--- Given data Enclosed Below ---

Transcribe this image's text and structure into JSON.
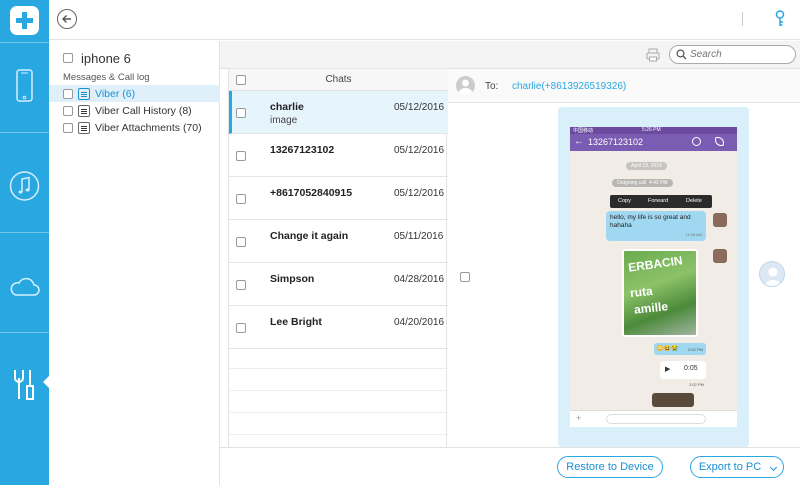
{
  "app": {
    "accent": "#29a7e1"
  },
  "rail": {
    "items": [
      {
        "icon": "phone-device-icon"
      },
      {
        "icon": "music-icon"
      },
      {
        "icon": "cloud-icon"
      },
      {
        "icon": "tools-icon",
        "active": true
      }
    ]
  },
  "tree": {
    "device_name": "iphone 6",
    "section_label": "Messages & Call log",
    "items": [
      {
        "label": "Viber (6)",
        "selected": true
      },
      {
        "label": "Viber Call History (8)",
        "selected": false
      },
      {
        "label": "Viber Attachments (70)",
        "selected": false
      }
    ]
  },
  "toolbar": {
    "search_placeholder": "Search"
  },
  "chatlist": {
    "header": "Chats",
    "rows": [
      {
        "name": "charlie",
        "sub": "image",
        "date": "05/12/2016",
        "selected": true
      },
      {
        "name": "13267123102",
        "sub": "",
        "date": "05/12/2016",
        "selected": false
      },
      {
        "name": "+8617052840915",
        "sub": "",
        "date": "05/12/2016",
        "selected": false
      },
      {
        "name": "Change it again",
        "sub": "",
        "date": "05/11/2016",
        "selected": false
      },
      {
        "name": "Simpson",
        "sub": "",
        "date": "04/28/2016",
        "selected": false
      },
      {
        "name": "Lee Bright",
        "sub": "",
        "date": "04/20/2016",
        "selected": false
      }
    ]
  },
  "detail": {
    "to_label": "To:",
    "to_value": "charlie(+8613926519326)",
    "phone": {
      "carrier": "中国移动",
      "time": "5:26 PM",
      "title": "13267123102",
      "date_pill": "April 19, 2016",
      "outgoing_call": "Outgoing call",
      "outgoing_time": "4:43 PM",
      "menu": [
        "Copy",
        "Forward",
        "Delete"
      ],
      "message": "hello, my life is so great and hahaha",
      "message_time": "11:08 AM",
      "image_text": [
        "ERBACIN",
        "ruta",
        "amille"
      ],
      "emoji_time": "2:02 PM",
      "audio_duration": "0:05",
      "audio_time": "2:02 PM"
    }
  },
  "bottombar": {
    "restore_label": "Restore to Device",
    "export_label": "Export to PC"
  }
}
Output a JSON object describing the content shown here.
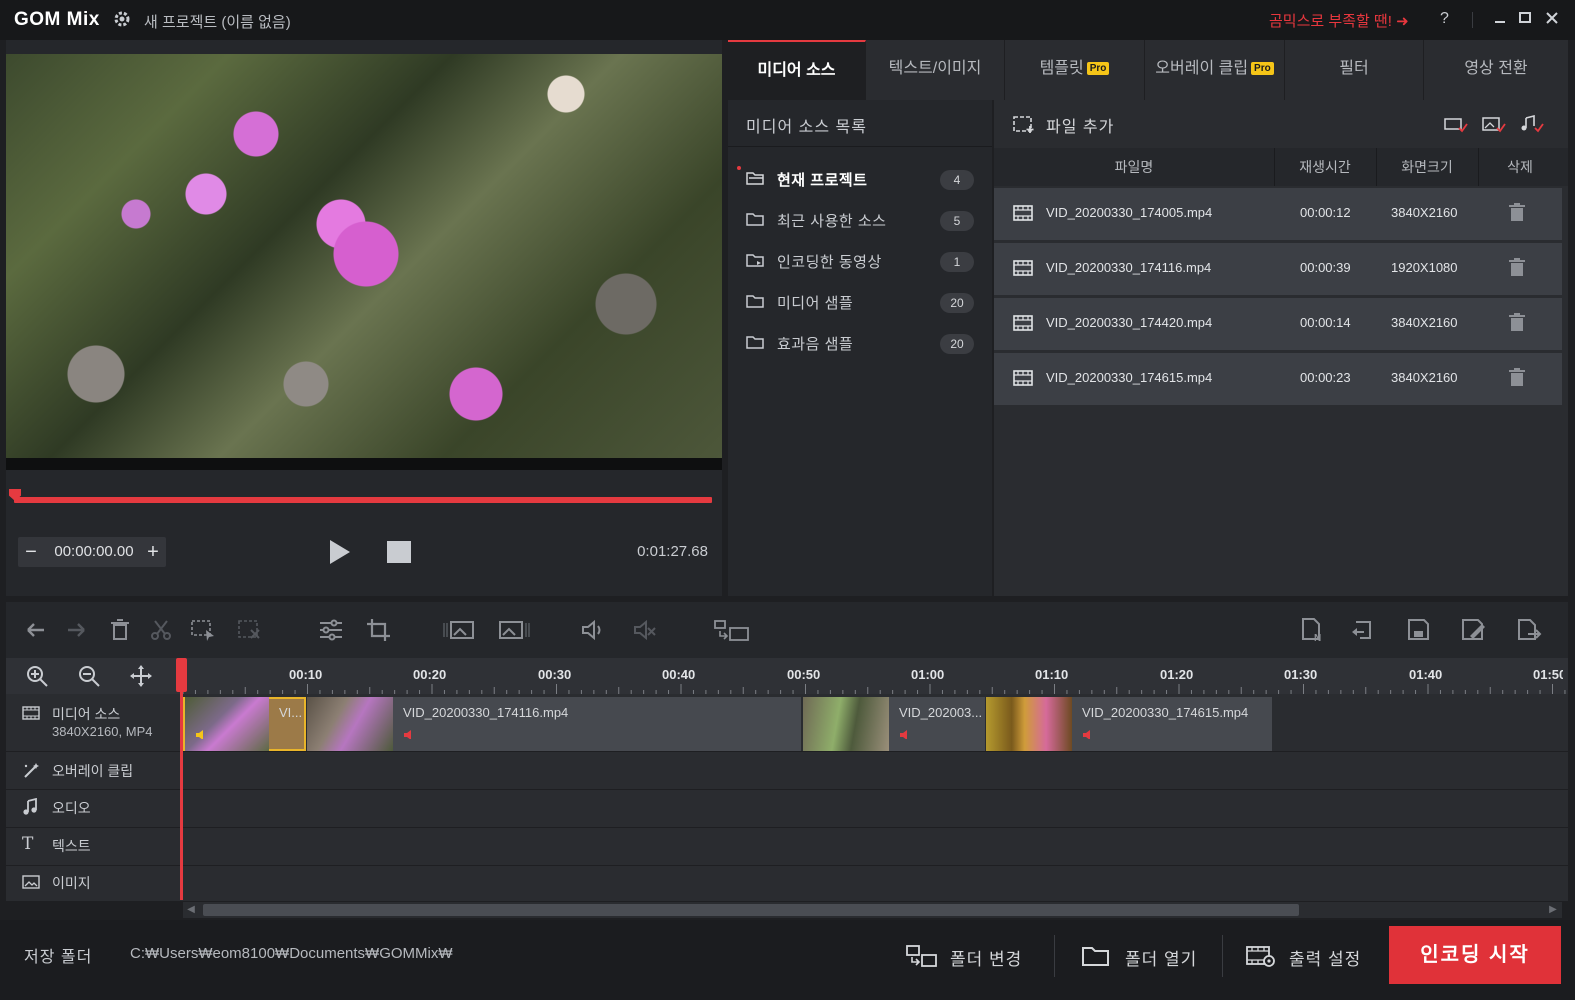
{
  "titlebar": {
    "logo": "GOM Mix",
    "project_title": "새 프로젝트 (이름 없음)",
    "promo": "곰믹스로 부족할 땐! ➜",
    "help": "?"
  },
  "preview": {
    "current_time": "00:00:00.00",
    "total_time": "0:01:27.68",
    "progress": 0.0
  },
  "tabs": [
    {
      "label": "미디어 소스",
      "active": true,
      "pro": false
    },
    {
      "label": "텍스트/이미지",
      "active": false,
      "pro": false
    },
    {
      "label": "템플릿",
      "active": false,
      "pro": true
    },
    {
      "label": "오버레이 클립",
      "active": false,
      "pro": true
    },
    {
      "label": "필터",
      "active": false,
      "pro": false
    },
    {
      "label": "영상 전환",
      "active": false,
      "pro": false
    }
  ],
  "pro_badge": "Pro",
  "media_source": {
    "list_title": "미디어 소스 목록",
    "items": [
      {
        "label": "현재 프로젝트",
        "count": "4"
      },
      {
        "label": "최근 사용한 소스",
        "count": "5"
      },
      {
        "label": "인코딩한 동영상",
        "count": "1"
      },
      {
        "label": "미디어 샘플",
        "count": "20"
      },
      {
        "label": "효과음 샘플",
        "count": "20"
      }
    ],
    "add_file": "파일 추가",
    "columns": {
      "name": "파일명",
      "duration": "재생시간",
      "resolution": "화면크기",
      "delete": "삭제"
    },
    "files": [
      {
        "name": "VID_20200330_174005.mp4",
        "duration": "00:00:12",
        "resolution": "3840X2160"
      },
      {
        "name": "VID_20200330_174116.mp4",
        "duration": "00:00:39",
        "resolution": "1920X1080"
      },
      {
        "name": "VID_20200330_174420.mp4",
        "duration": "00:00:14",
        "resolution": "3840X2160"
      },
      {
        "name": "VID_20200330_174615.mp4",
        "duration": "00:00:23",
        "resolution": "3840X2160"
      }
    ]
  },
  "timeline": {
    "ticks": [
      "00:10",
      "00:20",
      "00:30",
      "00:40",
      "00:50",
      "01:00",
      "01:10",
      "01:20",
      "01:30",
      "01:40",
      "01:50"
    ],
    "tracks": {
      "media_name": "미디어 소스",
      "media_info": "3840X2160, MP4",
      "overlay": "오버레이 클립",
      "audio": "오디오",
      "text": "텍스트",
      "image": "이미지"
    },
    "clips": [
      {
        "label": "VI..."
      },
      {
        "label": "VID_20200330_174116.mp4"
      },
      {
        "label": "VID_202003..."
      },
      {
        "label": "VID_20200330_174615.mp4"
      }
    ]
  },
  "bottom": {
    "save_folder_label": "저장 폴더",
    "save_path": "C:₩Users₩eom8100₩Documents₩GOMMix₩",
    "change_folder": "폴더 변경",
    "open_folder": "폴더 열기",
    "output_settings": "출력 설정",
    "encode_start": "인코딩 시작"
  },
  "colors": {
    "accent": "#e53a40",
    "pro_badge": "#f5c518",
    "background": "#1e1f22"
  }
}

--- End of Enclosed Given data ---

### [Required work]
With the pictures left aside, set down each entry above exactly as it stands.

### [Worked solution]
Transcribe this image's text and structure into JSON.
{
  "app": {
    "accent": "#29a7e1"
  },
  "rail": {
    "items": [
      {
        "icon": "phone-device-icon"
      },
      {
        "icon": "music-icon"
      },
      {
        "icon": "cloud-icon"
      },
      {
        "icon": "tools-icon",
        "active": true
      }
    ]
  },
  "tree": {
    "device_name": "iphone 6",
    "section_label": "Messages & Call log",
    "items": [
      {
        "label": "Viber (6)",
        "selected": true
      },
      {
        "label": "Viber Call History (8)",
        "selected": false
      },
      {
        "label": "Viber Attachments (70)",
        "selected": false
      }
    ]
  },
  "toolbar": {
    "search_placeholder": "Search"
  },
  "chatlist": {
    "header": "Chats",
    "rows": [
      {
        "name": "charlie",
        "sub": "image",
        "date": "05/12/2016",
        "selected": true
      },
      {
        "name": "13267123102",
        "sub": "",
        "date": "05/12/2016",
        "selected": false
      },
      {
        "name": "+8617052840915",
        "sub": "",
        "date": "05/12/2016",
        "selected": false
      },
      {
        "name": "Change it again",
        "sub": "",
        "date": "05/11/2016",
        "selected": false
      },
      {
        "name": "Simpson",
        "sub": "",
        "date": "04/28/2016",
        "selected": false
      },
      {
        "name": "Lee Bright",
        "sub": "",
        "date": "04/20/2016",
        "selected": false
      }
    ]
  },
  "detail": {
    "to_label": "To:",
    "to_value": "charlie(+8613926519326)",
    "phone": {
      "carrier": "中国移动",
      "time": "5:26 PM",
      "title": "13267123102",
      "date_pill": "April 19, 2016",
      "outgoing_call": "Outgoing call",
      "outgoing_time": "4:43 PM",
      "menu": [
        "Copy",
        "Forward",
        "Delete"
      ],
      "message": "hello, my life is so great and hahaha",
      "message_time": "11:08 AM",
      "image_text": [
        "ERBACIN",
        "ruta",
        "amille"
      ],
      "emoji_time": "2:02 PM",
      "audio_duration": "0:05",
      "audio_time": "2:02 PM"
    }
  },
  "bottombar": {
    "restore_label": "Restore to Device",
    "export_label": "Export to PC"
  }
}
Output a JSON object describing the content shown here.
{
  "titlebar": {
    "logo": "GOM Mix",
    "project_title": "새 프로젝트 (이름 없음)",
    "promo": "곰믹스로 부족할 땐! ➜",
    "help": "?"
  },
  "preview": {
    "current_time": "00:00:00.00",
    "total_time": "0:01:27.68",
    "progress": 0.0
  },
  "tabs": [
    {
      "label": "미디어 소스",
      "active": true,
      "pro": false
    },
    {
      "label": "텍스트/이미지",
      "active": false,
      "pro": false
    },
    {
      "label": "템플릿",
      "active": false,
      "pro": true
    },
    {
      "label": "오버레이 클립",
      "active": false,
      "pro": true
    },
    {
      "label": "필터",
      "active": false,
      "pro": false
    },
    {
      "label": "영상 전환",
      "active": false,
      "pro": false
    }
  ],
  "pro_badge": "Pro",
  "media_source": {
    "list_title": "미디어 소스 목록",
    "items": [
      {
        "label": "현재 프로젝트",
        "count": "4"
      },
      {
        "label": "최근 사용한 소스",
        "count": "5"
      },
      {
        "label": "인코딩한 동영상",
        "count": "1"
      },
      {
        "label": "미디어 샘플",
        "count": "20"
      },
      {
        "label": "효과음 샘플",
        "count": "20"
      }
    ],
    "add_file": "파일 추가",
    "columns": {
      "name": "파일명",
      "duration": "재생시간",
      "resolution": "화면크기",
      "delete": "삭제"
    },
    "files": [
      {
        "name": "VID_20200330_174005.mp4",
        "duration": "00:00:12",
        "resolution": "3840X2160"
      },
      {
        "name": "VID_20200330_174116.mp4",
        "duration": "00:00:39",
        "resolution": "1920X1080"
      },
      {
        "name": "VID_20200330_174420.mp4",
        "duration": "00:00:14",
        "resolution": "3840X2160"
      },
      {
        "name": "VID_20200330_174615.mp4",
        "duration": "00:00:23",
        "resolution": "3840X2160"
      }
    ]
  },
  "timeline": {
    "ticks": [
      "00:10",
      "00:20",
      "00:30",
      "00:40",
      "00:50",
      "01:00",
      "01:10",
      "01:20",
      "01:30",
      "01:40",
      "01:50"
    ],
    "tracks": {
      "media_name": "미디어 소스",
      "media_info": "3840X2160, MP4",
      "overlay": "오버레이 클립",
      "audio": "오디오",
      "text": "텍스트",
      "image": "이미지"
    },
    "clips": [
      {
        "label": "VI..."
      },
      {
        "label": "VID_20200330_174116.mp4"
      },
      {
        "label": "VID_202003..."
      },
      {
        "label": "VID_20200330_174615.mp4"
      }
    ]
  },
  "bottom": {
    "save_folder_label": "저장 폴더",
    "save_path": "C:₩Users₩eom8100₩Documents₩GOMMix₩",
    "change_folder": "폴더 변경",
    "open_folder": "폴더 열기",
    "output_settings": "출력 설정",
    "encode_start": "인코딩 시작"
  },
  "colors": {
    "accent": "#e53a40",
    "pro_badge": "#f5c518",
    "background": "#1e1f22"
  }
}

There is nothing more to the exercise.